> _Source records_
================================

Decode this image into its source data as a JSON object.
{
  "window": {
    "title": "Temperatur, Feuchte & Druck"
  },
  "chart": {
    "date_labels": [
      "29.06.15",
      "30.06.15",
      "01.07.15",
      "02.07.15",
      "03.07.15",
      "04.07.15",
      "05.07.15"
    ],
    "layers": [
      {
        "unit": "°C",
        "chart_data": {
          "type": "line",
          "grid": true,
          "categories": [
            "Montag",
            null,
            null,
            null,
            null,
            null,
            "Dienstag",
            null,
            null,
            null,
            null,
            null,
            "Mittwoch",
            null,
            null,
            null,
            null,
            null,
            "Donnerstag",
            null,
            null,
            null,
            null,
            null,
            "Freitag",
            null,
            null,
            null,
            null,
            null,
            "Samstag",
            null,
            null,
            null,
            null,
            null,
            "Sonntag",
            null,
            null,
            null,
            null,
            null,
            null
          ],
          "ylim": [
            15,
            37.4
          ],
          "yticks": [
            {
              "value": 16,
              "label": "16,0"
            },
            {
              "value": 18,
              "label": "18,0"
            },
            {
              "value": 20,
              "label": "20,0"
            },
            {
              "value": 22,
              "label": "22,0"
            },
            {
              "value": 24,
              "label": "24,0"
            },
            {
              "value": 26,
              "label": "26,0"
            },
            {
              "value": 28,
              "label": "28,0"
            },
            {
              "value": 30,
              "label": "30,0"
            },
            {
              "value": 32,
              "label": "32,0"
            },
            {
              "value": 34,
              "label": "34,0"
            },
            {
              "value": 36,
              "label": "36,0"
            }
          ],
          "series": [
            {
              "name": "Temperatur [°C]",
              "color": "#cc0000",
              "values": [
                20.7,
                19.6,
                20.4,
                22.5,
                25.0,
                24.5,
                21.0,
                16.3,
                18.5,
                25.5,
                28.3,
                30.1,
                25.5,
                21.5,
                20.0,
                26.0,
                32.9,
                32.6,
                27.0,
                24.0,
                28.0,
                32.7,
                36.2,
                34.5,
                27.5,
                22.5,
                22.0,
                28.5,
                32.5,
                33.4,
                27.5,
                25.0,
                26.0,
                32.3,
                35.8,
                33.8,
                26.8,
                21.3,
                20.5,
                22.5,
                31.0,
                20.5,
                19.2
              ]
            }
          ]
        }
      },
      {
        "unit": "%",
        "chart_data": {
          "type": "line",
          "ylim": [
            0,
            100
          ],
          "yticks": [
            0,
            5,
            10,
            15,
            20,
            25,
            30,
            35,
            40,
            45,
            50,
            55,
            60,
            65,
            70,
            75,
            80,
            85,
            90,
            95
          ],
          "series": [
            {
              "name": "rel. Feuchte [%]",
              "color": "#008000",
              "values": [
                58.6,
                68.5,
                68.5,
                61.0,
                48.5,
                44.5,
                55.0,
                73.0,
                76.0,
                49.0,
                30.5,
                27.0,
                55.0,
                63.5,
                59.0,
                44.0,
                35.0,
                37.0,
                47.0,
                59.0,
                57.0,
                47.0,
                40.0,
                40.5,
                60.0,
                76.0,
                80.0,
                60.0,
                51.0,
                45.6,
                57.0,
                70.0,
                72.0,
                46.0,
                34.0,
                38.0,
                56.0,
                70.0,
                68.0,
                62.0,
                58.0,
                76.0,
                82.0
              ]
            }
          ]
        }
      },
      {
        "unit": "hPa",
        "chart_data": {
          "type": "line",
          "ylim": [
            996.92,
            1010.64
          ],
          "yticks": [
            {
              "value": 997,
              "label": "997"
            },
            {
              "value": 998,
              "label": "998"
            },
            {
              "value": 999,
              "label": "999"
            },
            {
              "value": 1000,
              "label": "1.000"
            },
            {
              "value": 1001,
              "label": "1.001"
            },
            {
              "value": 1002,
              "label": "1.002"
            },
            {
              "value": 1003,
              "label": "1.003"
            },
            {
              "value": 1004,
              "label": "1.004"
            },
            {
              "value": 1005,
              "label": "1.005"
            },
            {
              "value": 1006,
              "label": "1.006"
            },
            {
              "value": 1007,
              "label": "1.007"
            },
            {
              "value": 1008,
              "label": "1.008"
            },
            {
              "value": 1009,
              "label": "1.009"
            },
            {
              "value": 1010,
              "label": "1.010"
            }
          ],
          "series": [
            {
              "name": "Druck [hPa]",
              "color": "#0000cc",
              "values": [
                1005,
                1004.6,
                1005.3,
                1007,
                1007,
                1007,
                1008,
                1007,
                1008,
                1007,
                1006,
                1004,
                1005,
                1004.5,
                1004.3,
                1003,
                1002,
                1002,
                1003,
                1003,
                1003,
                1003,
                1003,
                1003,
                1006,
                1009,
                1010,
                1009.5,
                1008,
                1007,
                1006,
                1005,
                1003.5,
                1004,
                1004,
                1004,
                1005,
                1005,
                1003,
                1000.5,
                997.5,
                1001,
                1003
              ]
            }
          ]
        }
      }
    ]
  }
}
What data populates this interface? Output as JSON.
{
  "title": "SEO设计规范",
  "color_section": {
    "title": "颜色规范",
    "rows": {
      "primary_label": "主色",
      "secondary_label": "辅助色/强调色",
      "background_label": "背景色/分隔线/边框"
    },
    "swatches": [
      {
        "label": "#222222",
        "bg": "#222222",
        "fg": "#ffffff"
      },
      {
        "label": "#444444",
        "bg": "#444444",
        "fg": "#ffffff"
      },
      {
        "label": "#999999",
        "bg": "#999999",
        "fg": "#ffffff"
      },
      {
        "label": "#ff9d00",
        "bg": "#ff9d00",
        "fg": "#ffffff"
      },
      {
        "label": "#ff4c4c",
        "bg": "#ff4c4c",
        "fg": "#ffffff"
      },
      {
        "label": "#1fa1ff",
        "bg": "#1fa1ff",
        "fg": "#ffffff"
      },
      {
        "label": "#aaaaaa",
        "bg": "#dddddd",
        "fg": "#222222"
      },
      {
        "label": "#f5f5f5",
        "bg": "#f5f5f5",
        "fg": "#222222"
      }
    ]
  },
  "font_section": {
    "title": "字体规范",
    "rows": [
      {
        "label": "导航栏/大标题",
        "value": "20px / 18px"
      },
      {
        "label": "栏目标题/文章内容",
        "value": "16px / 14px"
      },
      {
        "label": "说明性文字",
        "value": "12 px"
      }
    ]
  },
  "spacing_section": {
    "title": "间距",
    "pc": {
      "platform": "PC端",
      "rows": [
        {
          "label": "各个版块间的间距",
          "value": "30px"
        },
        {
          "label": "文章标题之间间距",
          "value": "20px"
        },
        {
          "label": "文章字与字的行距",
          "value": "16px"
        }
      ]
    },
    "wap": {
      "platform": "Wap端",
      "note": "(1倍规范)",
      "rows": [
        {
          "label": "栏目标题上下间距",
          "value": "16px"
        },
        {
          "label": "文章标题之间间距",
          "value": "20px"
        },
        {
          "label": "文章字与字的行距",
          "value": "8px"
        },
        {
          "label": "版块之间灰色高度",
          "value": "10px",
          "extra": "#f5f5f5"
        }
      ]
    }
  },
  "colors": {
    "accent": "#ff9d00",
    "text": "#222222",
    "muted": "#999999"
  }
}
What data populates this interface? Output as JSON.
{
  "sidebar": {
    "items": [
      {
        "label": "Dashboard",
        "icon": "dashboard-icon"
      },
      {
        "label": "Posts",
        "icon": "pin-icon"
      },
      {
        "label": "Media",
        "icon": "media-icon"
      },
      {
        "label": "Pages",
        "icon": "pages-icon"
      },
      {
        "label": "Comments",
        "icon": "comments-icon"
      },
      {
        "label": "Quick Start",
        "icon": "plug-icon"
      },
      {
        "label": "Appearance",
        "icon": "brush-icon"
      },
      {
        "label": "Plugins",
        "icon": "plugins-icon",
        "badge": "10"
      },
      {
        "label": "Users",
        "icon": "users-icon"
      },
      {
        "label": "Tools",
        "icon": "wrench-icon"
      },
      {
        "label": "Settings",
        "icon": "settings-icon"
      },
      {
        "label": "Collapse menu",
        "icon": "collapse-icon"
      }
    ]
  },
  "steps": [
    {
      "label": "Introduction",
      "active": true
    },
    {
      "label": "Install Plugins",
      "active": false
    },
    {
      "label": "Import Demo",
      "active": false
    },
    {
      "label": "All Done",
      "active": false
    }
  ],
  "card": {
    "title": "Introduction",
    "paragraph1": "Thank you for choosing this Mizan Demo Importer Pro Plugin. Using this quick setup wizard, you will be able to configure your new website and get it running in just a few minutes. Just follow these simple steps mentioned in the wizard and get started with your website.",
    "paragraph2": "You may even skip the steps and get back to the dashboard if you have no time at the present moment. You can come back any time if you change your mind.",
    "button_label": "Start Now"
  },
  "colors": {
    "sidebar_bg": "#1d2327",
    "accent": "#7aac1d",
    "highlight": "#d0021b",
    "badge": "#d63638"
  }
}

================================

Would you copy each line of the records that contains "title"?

    "title": "Temperatur, Feuchte & Druck"
  "title": "SEO设计规范",
    "title": "颜色规范",
    "title": "字体规范",
    "title": "间距",
    "title": "Introduction",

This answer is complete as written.